Dylan had left the song as an unfinished sketch, Ketch Secor of Old Crow Medicine Show wrote verses for the song around Dylan’s original chorus. Secor’s additional lyrics transformed “Rock Me Mama” into “Wagon Wheel”. Secor has stated the song is partially autobiographical.

As Chris ‘Critter’ Fuqua of Old Crow told theislandpacket.com in May this year:
“ I’d gotten a Bob Dylan bootleg in like ninth grade and I let Ketch listen to it, and he wrote the verses because Bob kind of mumbles them and that was it. We’ve been playing that song since we were like 17, and it’s funny because we’ve never met Dylan, but the song is technically co-written by Bob Dylan. What’s great about “Wagon Wheel” is that it has grown organically. The popularity of it was all based on word of mouth. There was no radio airplay for it. We made a music video for it, but it wasn’t “November Rain” or anything. No one was like, “Oh my God, what’s this video about?” And 16 years later, it went gold, then Darius Rucker cut it.”

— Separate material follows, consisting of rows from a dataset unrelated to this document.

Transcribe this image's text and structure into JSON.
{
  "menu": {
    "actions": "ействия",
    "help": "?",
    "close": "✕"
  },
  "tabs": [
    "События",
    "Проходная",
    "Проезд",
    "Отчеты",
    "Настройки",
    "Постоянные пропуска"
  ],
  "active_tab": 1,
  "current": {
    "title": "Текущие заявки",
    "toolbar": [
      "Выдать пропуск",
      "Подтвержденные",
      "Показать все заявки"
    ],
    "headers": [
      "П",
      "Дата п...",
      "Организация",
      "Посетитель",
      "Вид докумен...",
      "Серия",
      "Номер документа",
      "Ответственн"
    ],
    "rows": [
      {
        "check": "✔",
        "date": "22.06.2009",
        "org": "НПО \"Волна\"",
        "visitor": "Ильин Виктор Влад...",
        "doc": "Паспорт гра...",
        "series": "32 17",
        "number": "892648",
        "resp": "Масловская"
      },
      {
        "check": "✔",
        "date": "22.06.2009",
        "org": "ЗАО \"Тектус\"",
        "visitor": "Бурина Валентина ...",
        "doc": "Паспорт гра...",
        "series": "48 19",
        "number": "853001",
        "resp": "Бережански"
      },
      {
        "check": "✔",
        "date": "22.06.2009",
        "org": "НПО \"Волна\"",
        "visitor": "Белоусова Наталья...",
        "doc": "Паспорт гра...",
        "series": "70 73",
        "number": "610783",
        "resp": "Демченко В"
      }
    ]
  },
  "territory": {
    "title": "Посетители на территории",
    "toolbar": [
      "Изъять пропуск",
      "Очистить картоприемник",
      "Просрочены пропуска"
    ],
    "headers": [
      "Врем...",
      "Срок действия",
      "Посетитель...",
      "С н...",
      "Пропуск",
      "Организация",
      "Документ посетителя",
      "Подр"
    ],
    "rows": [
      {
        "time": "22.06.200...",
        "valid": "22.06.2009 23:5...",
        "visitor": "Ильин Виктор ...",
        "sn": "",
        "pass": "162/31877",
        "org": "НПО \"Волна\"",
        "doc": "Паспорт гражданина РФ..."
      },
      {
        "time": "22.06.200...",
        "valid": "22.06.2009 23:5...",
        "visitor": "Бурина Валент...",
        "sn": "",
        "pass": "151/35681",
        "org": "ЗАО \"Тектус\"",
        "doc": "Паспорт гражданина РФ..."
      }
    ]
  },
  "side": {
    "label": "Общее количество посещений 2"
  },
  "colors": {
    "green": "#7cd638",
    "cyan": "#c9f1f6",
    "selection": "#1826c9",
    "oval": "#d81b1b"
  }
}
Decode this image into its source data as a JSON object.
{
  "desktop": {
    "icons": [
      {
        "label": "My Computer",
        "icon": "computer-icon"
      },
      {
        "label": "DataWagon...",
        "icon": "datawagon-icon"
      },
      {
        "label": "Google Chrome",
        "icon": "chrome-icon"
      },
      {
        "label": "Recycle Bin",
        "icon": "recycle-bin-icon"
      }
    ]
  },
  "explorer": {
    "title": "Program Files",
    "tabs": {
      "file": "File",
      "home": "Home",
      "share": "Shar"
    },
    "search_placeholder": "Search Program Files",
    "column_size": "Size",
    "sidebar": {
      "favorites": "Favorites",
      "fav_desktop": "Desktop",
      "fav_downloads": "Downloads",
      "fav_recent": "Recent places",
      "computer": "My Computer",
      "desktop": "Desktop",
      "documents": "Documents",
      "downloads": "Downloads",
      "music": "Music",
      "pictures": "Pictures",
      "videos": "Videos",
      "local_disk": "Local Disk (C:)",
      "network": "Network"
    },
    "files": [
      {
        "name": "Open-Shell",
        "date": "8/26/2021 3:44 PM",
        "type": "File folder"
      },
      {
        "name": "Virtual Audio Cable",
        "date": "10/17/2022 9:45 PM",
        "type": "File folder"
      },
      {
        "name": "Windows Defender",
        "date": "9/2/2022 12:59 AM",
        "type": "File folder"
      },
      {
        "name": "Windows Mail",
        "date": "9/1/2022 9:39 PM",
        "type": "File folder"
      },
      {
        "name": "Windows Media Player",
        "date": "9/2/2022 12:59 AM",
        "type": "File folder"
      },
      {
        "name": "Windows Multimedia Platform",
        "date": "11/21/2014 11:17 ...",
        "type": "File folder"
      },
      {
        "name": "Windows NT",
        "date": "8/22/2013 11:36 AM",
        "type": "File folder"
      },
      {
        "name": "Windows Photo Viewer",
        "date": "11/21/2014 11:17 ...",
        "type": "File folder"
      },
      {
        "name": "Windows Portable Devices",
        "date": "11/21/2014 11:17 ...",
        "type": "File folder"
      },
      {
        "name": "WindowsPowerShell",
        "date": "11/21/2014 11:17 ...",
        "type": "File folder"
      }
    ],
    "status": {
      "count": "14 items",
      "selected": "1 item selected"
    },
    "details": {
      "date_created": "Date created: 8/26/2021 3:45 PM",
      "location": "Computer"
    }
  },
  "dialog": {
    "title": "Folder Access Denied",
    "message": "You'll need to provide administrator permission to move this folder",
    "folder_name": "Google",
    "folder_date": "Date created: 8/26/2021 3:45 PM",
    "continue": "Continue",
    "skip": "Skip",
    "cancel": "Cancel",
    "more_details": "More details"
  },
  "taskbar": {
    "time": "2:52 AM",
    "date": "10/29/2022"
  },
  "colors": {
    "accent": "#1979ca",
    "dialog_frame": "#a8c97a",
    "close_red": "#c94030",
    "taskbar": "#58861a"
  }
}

Keith Secor:
“It’d be my pleasure to dispel the myth and rumor about the song Wagon Wheel, or “Rock Me Mama” as Bob Dylan himself called the song when he recorded it down in Mexico in 1972 for the soundtrack of Pat Garrett and Billy the Kid. This song was not released, and it was not finished either, this is a demo of a practice session of him, Rob Stoner, and a couple of gals doing the chorus over and over again while the bass player learns the bass line. That’s what I heard on a German bootleg about nine years ago in high school. And I wrote the lyrics to the song because I loved the chorus so much and I sung it in my head for maybe a year straight, and then just penned what I penned, which is something of an autobiographical story about just wanting to get outta town, gettin outta school, and just wanting to go play music. It’s sort of autobiographical like that. But yeah, it’s sort of a Bob Dylan co-write with about 25 years inbetween.”

He works in the folk tradition that Dylan is definitely a part of, getting parts of melodies and lyrics and adding your own verses. He got the year wrong, it was in 1973.The version that he heard was probably the second version of the song, as he describes the chorus.
Continue reading The Roots of Wagon Wheel aka Rock Me Mama